FEDERAL LEGISLATION INTRODUCED TO PROTECT PUBLIC FROM CAT ATTACKS

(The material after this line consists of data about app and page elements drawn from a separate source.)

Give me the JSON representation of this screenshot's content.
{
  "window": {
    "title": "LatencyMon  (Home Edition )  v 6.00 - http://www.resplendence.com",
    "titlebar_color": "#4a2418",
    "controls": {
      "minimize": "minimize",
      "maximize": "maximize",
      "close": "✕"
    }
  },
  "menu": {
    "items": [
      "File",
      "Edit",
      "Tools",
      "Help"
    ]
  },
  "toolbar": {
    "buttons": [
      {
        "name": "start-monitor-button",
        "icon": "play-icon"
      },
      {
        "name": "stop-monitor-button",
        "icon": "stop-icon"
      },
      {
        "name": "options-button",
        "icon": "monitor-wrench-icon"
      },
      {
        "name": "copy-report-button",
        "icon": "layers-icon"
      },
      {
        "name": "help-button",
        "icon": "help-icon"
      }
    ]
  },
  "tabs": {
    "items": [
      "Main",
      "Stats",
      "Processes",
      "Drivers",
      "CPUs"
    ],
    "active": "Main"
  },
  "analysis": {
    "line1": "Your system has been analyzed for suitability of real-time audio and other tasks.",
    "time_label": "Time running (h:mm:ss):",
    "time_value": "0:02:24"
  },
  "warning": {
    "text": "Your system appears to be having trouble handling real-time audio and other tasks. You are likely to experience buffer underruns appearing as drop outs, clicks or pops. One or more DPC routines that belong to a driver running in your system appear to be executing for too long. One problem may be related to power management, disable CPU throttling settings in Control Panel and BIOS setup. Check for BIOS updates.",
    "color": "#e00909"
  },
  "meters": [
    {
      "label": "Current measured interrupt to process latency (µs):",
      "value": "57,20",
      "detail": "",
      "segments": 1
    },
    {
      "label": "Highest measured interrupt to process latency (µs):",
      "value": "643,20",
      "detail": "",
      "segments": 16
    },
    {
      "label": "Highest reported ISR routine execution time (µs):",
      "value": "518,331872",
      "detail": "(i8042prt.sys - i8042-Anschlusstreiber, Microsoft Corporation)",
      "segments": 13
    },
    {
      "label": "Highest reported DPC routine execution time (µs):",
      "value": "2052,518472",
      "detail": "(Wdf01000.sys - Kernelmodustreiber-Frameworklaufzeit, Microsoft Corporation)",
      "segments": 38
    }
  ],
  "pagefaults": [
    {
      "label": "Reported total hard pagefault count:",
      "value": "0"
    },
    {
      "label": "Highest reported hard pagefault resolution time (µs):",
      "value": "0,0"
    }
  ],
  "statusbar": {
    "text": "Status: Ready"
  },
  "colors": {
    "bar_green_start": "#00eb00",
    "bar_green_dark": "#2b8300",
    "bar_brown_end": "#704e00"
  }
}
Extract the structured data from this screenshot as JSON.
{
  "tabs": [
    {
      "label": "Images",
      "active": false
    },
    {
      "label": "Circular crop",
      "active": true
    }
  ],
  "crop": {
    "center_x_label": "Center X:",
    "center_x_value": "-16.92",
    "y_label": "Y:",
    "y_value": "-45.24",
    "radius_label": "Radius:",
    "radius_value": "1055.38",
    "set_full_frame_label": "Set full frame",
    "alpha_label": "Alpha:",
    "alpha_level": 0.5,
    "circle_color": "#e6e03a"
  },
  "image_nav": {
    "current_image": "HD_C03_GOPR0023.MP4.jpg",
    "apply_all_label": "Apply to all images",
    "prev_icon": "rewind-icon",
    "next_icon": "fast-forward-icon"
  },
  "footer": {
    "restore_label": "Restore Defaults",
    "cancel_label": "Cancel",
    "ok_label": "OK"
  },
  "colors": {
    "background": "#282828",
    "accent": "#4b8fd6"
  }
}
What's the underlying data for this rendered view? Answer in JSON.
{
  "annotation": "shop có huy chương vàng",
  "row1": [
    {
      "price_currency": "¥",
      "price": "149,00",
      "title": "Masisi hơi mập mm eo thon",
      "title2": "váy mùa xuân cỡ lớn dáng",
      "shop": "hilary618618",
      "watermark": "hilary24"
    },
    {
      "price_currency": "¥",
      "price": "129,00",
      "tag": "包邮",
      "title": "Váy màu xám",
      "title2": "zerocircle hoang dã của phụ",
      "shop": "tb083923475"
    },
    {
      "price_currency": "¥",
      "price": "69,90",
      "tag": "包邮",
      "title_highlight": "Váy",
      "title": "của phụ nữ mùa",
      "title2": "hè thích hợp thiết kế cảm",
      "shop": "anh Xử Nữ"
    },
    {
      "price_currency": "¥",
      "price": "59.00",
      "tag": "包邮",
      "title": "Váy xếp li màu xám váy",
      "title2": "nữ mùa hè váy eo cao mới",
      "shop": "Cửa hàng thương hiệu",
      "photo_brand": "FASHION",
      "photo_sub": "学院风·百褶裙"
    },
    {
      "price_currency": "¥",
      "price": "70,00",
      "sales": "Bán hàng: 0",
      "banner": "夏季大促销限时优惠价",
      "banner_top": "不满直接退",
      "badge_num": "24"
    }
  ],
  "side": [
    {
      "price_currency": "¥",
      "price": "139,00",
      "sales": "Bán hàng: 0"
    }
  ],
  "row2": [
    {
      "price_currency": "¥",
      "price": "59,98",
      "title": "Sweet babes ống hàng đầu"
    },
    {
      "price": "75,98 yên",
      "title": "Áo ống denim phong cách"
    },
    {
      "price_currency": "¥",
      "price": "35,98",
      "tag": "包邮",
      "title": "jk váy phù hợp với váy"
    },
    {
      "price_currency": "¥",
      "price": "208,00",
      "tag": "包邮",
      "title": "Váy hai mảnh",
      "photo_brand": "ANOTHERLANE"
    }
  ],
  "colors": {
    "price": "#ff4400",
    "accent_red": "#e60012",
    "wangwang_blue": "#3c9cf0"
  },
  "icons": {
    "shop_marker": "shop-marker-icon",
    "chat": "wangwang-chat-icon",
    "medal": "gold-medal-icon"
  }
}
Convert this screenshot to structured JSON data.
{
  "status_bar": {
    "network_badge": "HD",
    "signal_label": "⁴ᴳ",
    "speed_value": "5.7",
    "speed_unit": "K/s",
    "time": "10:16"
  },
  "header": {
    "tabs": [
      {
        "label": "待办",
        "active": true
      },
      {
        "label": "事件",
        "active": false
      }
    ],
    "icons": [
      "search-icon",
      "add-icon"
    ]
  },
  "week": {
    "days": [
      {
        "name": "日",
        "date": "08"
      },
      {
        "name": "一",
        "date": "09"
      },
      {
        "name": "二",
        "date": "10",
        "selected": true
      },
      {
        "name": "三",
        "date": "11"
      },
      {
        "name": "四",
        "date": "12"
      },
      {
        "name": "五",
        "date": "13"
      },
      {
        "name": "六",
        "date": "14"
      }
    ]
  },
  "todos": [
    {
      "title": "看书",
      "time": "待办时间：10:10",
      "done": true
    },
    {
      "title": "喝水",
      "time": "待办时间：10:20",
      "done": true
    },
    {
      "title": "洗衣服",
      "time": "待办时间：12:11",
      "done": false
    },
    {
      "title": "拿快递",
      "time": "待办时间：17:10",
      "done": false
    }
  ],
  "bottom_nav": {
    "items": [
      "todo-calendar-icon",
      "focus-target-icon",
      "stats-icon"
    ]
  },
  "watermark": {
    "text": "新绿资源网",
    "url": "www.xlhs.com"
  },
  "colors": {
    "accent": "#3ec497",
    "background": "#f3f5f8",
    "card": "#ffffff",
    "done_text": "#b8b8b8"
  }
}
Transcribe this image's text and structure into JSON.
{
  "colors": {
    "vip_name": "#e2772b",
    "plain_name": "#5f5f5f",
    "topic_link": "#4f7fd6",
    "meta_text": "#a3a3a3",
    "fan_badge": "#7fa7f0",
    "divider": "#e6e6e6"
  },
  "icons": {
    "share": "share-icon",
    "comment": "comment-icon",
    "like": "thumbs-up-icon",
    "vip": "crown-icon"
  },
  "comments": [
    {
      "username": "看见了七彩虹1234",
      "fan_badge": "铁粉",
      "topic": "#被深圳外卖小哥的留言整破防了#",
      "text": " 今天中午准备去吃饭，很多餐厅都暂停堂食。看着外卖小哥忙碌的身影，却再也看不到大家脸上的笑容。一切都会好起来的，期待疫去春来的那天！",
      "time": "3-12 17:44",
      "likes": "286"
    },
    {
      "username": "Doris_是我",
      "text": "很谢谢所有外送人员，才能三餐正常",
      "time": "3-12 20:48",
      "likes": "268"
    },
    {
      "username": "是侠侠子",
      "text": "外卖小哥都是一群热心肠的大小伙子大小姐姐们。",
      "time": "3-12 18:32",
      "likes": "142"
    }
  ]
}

WASHINGTON, DC (23 April 2007) – IFAW (the International Fund for Animal Welfare) today commended members of the 110th Congress for introducing bipartisan federal legislation to protect the public from attacks by captive big cats, such as lions and tigers, at facilities licensed by the U.S. Department of Agriculture. H.R. 1947, also known as Haley’s Act, is named in memory of Haley Hilderbrand, a 17-year-old high school student who was killed at a USDA-licensed facility by a 550-pound Siberian tiger while being photographed for her senior picture. Haley was originally scheduled to be photographed with two tiger cubs. There are currently more than 10,000 captive big cats, such as tigers and lions, held captive in the U.S. In recent years, captive big cats have killed more than a dozen people and injured more than 50 people. Many big cats are owned by individuals or organizations that have been licensed by the USDA to exhibit, breed, or sell these dangerous wild animals. While the terms of the license include certain requirements for the care of the big cats, the license does not address risks to public safety, nor does it firmly prohibit direct contact between the public and big cats. “Lions and tigers are wild animals, not pets, and USDA-licensed facilities should treat these creatures accordingly. Congress must establish strict guidelines to prevent further tragedies from occurring due to poor safety standards and minimal fines,” said Congresswoman Nancy Boyda (D-KS), whose legislation, H.R. 1947 is cosponsored by her three Kansas colleagues Reps. Dennis Moore (D-KS), Jerry Moran (R-KS) and Todd Tiahrt (R-KS), as well as Representatives Earl Blumenauer (D-OR), Emanuel Cleaver (D-MO), Barney Frank (D-MA), Mazie Hirono (D-HI), George Miller (D-CA), James Moran (D-VA), Janice Schakowsky (D-IL), Fortney “Pete” Stark (D-CA), and Chris Van Hollen (D-MD). Last year after Haley’s death, the Kansas state legislature banned the private ownership of big cats as pets and forbade public contact with big cats at USDA facilities to help prevent future tragedies. However, the problem extends well beyond Kansas. In 2006 and 2007 alone there were big cat incidents, including escapes or attacks, from California to Texas to Indiana to North Carolina and Florida. These states have yet to enact a prohibition on direct contact at USDA facilities. “If a law to prevent direct contact between big cats and the public were in place already, Haley might still be with us today,” said Haley Hilderbrand’s parents, Ronda and Mike Good, who have worked closely with legislators and IFAW to champion the legislation in Topeka and Washington. “If Congress acts soon, we can save lives.” Haley’s Act would amend the Animal Welfare Act (AWA) to prohibit direct contact between the general public and big cats, including lions, tigers, leopards, cheetahs, jaguars, cougars and hybrids. The bill does not discourage public display of big cats in accredited zoos, or housing big cats in sanctuaries, but rather seeks to strengthen safety for the public. It also significantly increases fines for violations of the AWA to further encourage facilities to abide by the law and treat the animals well. “Even in the hands of experienced trainers, big cats are unpredictable and there is no margin for error”, said Monica Medina, U.S. Deputy Director of IFAW, who added that Haley’s Act is one of IFAW’s top legislative priorities. “Haley’s Act will spare families from the horrible anguish caused by such attacks, while also ensuring the humane treatment of these remarkable animals who are forced to live in captivity.”